Ubuntu Made’s mission is to create a connection through direct impact, explained Wilemon, and that doesn’t only mean for the Maker Mums who earn above-market wages and are able to invest in their families with that income. He sees the customization aspect of the Afridrille as a direct extension of that personal connection.

When you allow people the option to make something more personal,” Wilemon explained. “You are in a sense empowering them to make their purchase even more meaningful and therefore even more impactful for them as well as for the Maker Mums in Kenya. It makes the transaction from maker to customer that much more special.”

Ubuntu and Zazzle seem to have hit on something — a Kickstarter they launched for the Afridrill surpassed their original goal by nearly $100,000 by the time it ended on May 2. (Wilemon celebrated in Africa with a massive cake in the shape of an Afridrille shoe.) “None of us ...  knew how to sew seven years ago," he said. "Now we're making Africa’s first fully customizable shoe!”

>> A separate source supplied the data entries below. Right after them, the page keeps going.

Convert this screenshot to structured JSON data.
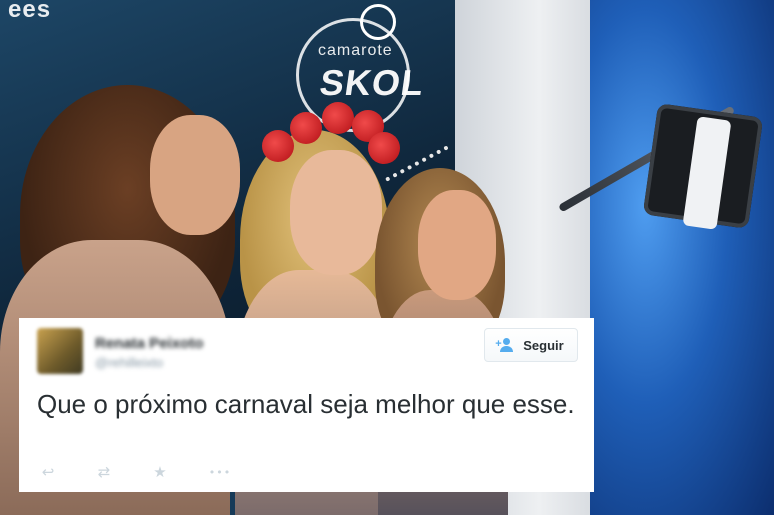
{
  "photo": {
    "brand_top": "ees",
    "logo_line1": "camarote",
    "logo_line2": "SKOL"
  },
  "tweet": {
    "user": {
      "name": "Renata Peixoto",
      "handle": "@rehilleixto"
    },
    "follow_button_label": "Seguir",
    "text": "Que o próximo carnaval seja melhor que esse.",
    "actions": [
      {
        "name": "reply-icon",
        "glyph": "↩"
      },
      {
        "name": "retweet-icon",
        "glyph": "⇄"
      },
      {
        "name": "favorite-icon",
        "glyph": "★"
      },
      {
        "name": "more-icon",
        "glyph": "•••"
      }
    ]
  },
  "colors": {
    "accent": "#55acee",
    "text": "#292f33",
    "muted": "#8899a6",
    "icon_inactive": "#ccd6dd"
  }
}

With the Kickstarter complete, Wilemon expects to start taking pre-orders on Zazzle and Ubuntu's website this summer.